Two-Way Radios: Digital vs Analogue

by Andrew Hughes – 11th May, 2016

We have just finished migrating all our Motorola DP1400 walkie talkies from our previous “analogue/digital mix” to “all digital” and thought it might be useful to explain why we have done this. Here is the layman’s guide to the benefits:

1. Analogue two-way radios are old technology

Motorola recently retired their stalwart GP340 radio, which prompted many companies to investigate switching to digital stock. It is becoming increasingly harder to get programming leads and software to operate correctly to programme radios, particularly with Windows 10 PCs.

2. Improved call clarity

Digital channels have slightly improved call clarity. This can be useful in noisy situations (crowd control, football games, door security etc.). However, when the range limit is reached, the call clarity degrades very quickly to a digital “mess”, whereas the call quality of an analogue radio would decrease much more gradually.

3. Longer battery life

Tests are showing that digital walkie talkies have an improved battery life of around 10-20% over their analogue cousins.

4. Increased encryption

A standard UK Business Radio licence contains several frequencies. The problem is that another business nearby could be using the exact same frequency. For this reason, analogue radios are programmed with a “privacy code”. If someone else is on your frequency, there is approximately a 1 in 60 chance of you hearing them. If they are not using privacy codes, then they may hear your conversation, which is far from ideal!

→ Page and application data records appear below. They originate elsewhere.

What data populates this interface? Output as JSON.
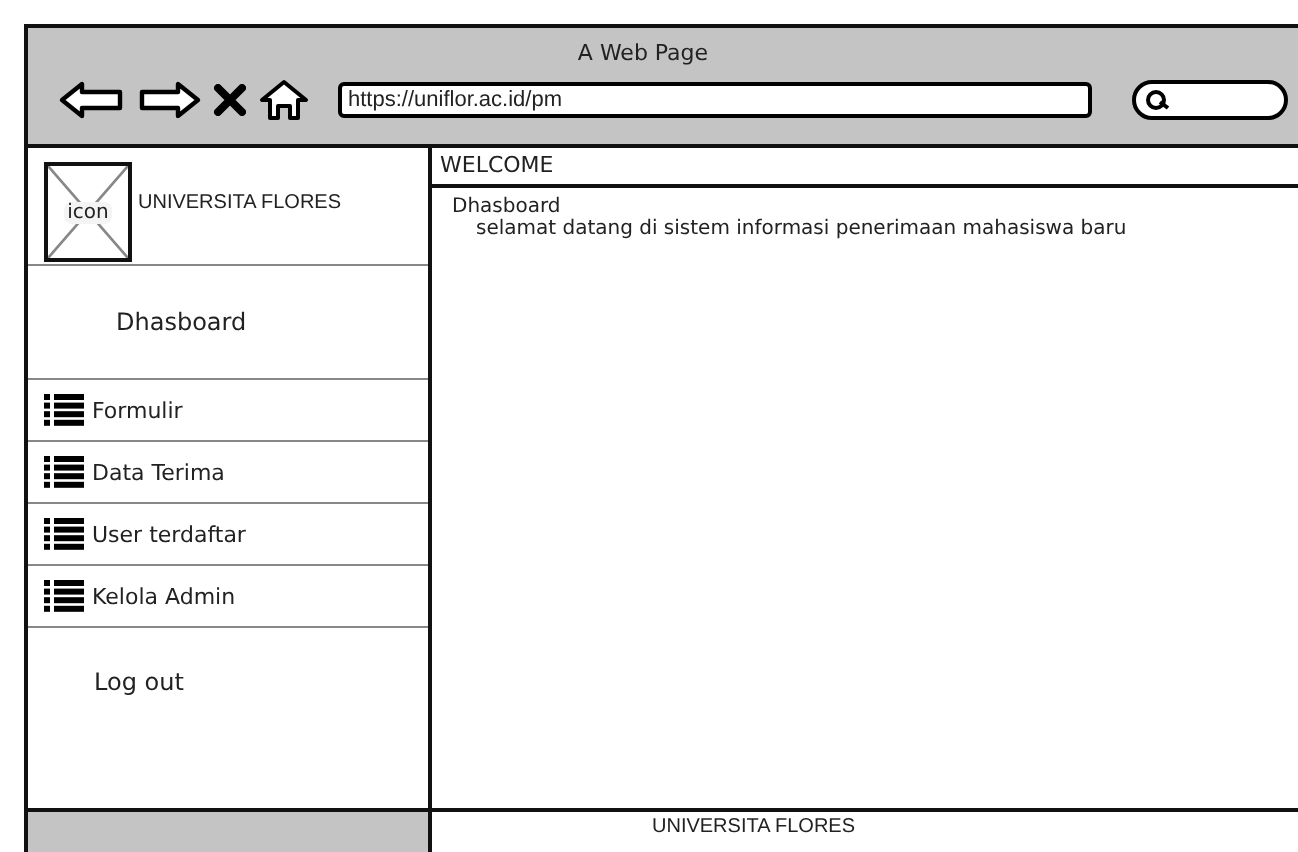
{
  "window": {
    "title": "A Web Page",
    "address": "https://uniflor.ac.id/pm"
  },
  "brand": {
    "logo_label": "icon",
    "name": "UNIVERSITA FLORES"
  },
  "sidebar": {
    "items": [
      {
        "kind": "plain",
        "label": "Dhasboard"
      },
      {
        "kind": "list",
        "label": "Formulir"
      },
      {
        "kind": "list",
        "label": "Data Terima"
      },
      {
        "kind": "list",
        "label": "User terdaftar"
      },
      {
        "kind": "list",
        "label": "Kelola Admin"
      },
      {
        "kind": "plain",
        "label": "Log out"
      }
    ]
  },
  "main": {
    "header": "WELCOME",
    "heading": "Dhasboard",
    "text": "selamat datang di sistem informasi penerimaan mahasiswa baru"
  },
  "footer": {
    "text": "UNIVERSITA FLORES"
  }
}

Digital systems on the other hand transmit various codes (ID number and colour code) which need to be picked up by the receiving radio for the conversation to be heard. Let’s imagine another company on the same frequency again. On our own radios, we have used these codes to give a 1 in 16,000,000 chance that you will hear them or that will hear you, which is far more reassuring if your messages are of a sensitive nature!

In addition, analogue radios can generally only cope with one conversation going on at a time on a frequency, so another customer could block your call. Digital radios are far better at coping with this. This is particularly useful at large events such as trade fairs and sporting games where several companies could be using radios simultaneously.

5. Increased coverage

Finally, digital walkie talkies have a slightly higher range (although beware: the signal deteriorates VERY quickly once this range is reached!).

In our own tests in previous blog articles, we achieved the following results:

Analogue radio in town: 475m

Digital radio in town: 650m

Analogue radio in countryside: 4.5km

Digital radio in countryside: 6km


You can see our walkie talkie hire range: radiofacilities.com/walkie-talkie-hire/.